1964 Ampeg Super Echo Twin1964 Ampeg Super Echo Twin

A rare find. A stereo amp with essentially two Reverberockets in the same cabinet. 30 watts of power in mono mode, or two 15 watt channels in stereo.This is the ET-2-B version with 7591 power tubes and solid state rectification. Two inputs per channel (guitar, accordian) and one stereo input. One non-original output transformer.

1966 Ampeg J-12-D Jet1966 Ampeg J-12-D Jet

A small Ampeg J-12-D Jet amp from 1966. This version has a solid state rectifier and stays clean until about halfway up. Uses two 7591 power tubes and two 6BK11 preamp tubes. It has great overdrive sounds but supposedly the earlier Jets with 6V6s are more desirable. There is no intensity control for the tremolo, but it sounds just right to me.

1968 Ampeg J-12 Jet1968 Ampeg J-12 Jet

This 1968 Ampeg Jet amp has the typical look Ampeg would use on most of their amps throughout the 1970s. The circuit is relatively unchanged from the 1966-67 Jets. One nice thing about the Jet amps is they are more willing to distort than most of the other Ampeg models. This one starts to break up before the volume is even halfway up. With 18 watts of power, it isn't incredibly loud so it is a good practice amp.

1970 Ampeg AC-121970 Ampeg AC-12

This 20 watt amp was only made for one year, which isn't surprising since it was meant for accordion. It sounds great for guitar, much better than I expected. The accordion input is quite sensitive so it is easy to get the amp to distort. The tremolo and reverb are also really useful.

1970s Ampeg VT-401970s Ampeg VT-40

The Ampeg VT-40 is a 60 watt amp that was produced throughout the 70s. Like all Ampeg V series amps, it is very loud but can sound good at lower volumes due to all of the tone shaping possibilities provided by the rocker switches and the midrange control. The manual provided at the time even included settings on how to make the amp sound like a Fender or Marshall.

1976 Ampeg VT-221976 Ampeg VT-22

An old Ampeg VT-22 amp.

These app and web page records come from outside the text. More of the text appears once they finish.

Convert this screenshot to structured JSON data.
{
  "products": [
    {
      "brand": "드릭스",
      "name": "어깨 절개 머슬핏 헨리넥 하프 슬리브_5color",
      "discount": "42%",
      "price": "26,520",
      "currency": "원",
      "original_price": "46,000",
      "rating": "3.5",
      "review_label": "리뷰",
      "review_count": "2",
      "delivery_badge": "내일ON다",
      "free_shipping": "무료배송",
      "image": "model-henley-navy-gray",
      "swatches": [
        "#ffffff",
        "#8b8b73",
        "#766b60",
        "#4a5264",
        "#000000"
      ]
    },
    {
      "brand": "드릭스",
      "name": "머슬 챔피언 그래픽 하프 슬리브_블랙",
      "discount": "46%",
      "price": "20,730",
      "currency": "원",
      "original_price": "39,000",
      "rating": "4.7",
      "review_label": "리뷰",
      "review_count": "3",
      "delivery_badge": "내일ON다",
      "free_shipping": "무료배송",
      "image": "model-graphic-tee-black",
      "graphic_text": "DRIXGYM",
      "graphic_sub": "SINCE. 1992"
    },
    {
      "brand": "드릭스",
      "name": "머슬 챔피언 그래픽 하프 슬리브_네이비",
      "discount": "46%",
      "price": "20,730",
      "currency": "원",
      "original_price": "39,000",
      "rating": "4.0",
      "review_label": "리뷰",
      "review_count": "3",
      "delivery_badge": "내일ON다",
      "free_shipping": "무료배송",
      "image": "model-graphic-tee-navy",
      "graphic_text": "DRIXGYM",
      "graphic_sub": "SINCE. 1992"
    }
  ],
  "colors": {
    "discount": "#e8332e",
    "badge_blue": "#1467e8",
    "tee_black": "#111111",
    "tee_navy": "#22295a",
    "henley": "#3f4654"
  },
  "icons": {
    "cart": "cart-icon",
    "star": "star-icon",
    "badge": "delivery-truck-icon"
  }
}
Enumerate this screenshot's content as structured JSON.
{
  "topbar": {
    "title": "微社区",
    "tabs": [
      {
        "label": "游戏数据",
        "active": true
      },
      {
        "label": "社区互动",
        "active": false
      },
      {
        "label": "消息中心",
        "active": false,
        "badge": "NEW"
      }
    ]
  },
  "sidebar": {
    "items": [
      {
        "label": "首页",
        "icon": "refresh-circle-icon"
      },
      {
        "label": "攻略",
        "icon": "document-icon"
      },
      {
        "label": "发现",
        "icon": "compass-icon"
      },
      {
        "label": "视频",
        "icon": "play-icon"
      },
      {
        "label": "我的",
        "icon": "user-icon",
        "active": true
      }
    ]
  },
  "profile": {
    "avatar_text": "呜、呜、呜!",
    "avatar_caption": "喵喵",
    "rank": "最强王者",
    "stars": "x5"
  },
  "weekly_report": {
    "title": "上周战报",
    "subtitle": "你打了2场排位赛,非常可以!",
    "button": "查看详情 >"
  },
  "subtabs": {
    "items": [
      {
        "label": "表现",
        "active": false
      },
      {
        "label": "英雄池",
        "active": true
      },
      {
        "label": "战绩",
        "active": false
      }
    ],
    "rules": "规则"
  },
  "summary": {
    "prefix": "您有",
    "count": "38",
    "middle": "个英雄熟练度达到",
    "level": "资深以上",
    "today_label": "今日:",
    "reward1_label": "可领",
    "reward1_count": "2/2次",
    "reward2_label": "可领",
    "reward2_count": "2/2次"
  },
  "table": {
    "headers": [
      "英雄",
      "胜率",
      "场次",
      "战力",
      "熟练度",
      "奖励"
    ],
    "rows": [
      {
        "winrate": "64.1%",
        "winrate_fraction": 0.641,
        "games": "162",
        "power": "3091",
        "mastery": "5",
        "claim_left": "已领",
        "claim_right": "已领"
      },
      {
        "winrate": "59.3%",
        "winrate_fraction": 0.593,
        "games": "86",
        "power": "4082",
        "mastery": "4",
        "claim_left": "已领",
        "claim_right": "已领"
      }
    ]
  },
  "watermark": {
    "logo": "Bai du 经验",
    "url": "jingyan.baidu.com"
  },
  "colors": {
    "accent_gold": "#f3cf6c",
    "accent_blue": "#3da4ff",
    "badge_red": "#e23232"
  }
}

The biggest, loudest, and heaviest combo amp I've ever used. It is easily 100 - 120 watts and puts a Twin Reverb to shame both in volume and tone. The midrange knob and the rocker switches add a lot of tonal options and the reverb isn't bad. This amp has the distortion knob (1976 was the first year the distortion knob was added to the VT-22), but it doesn't sound very good. Fortunately it can only be used in channel one.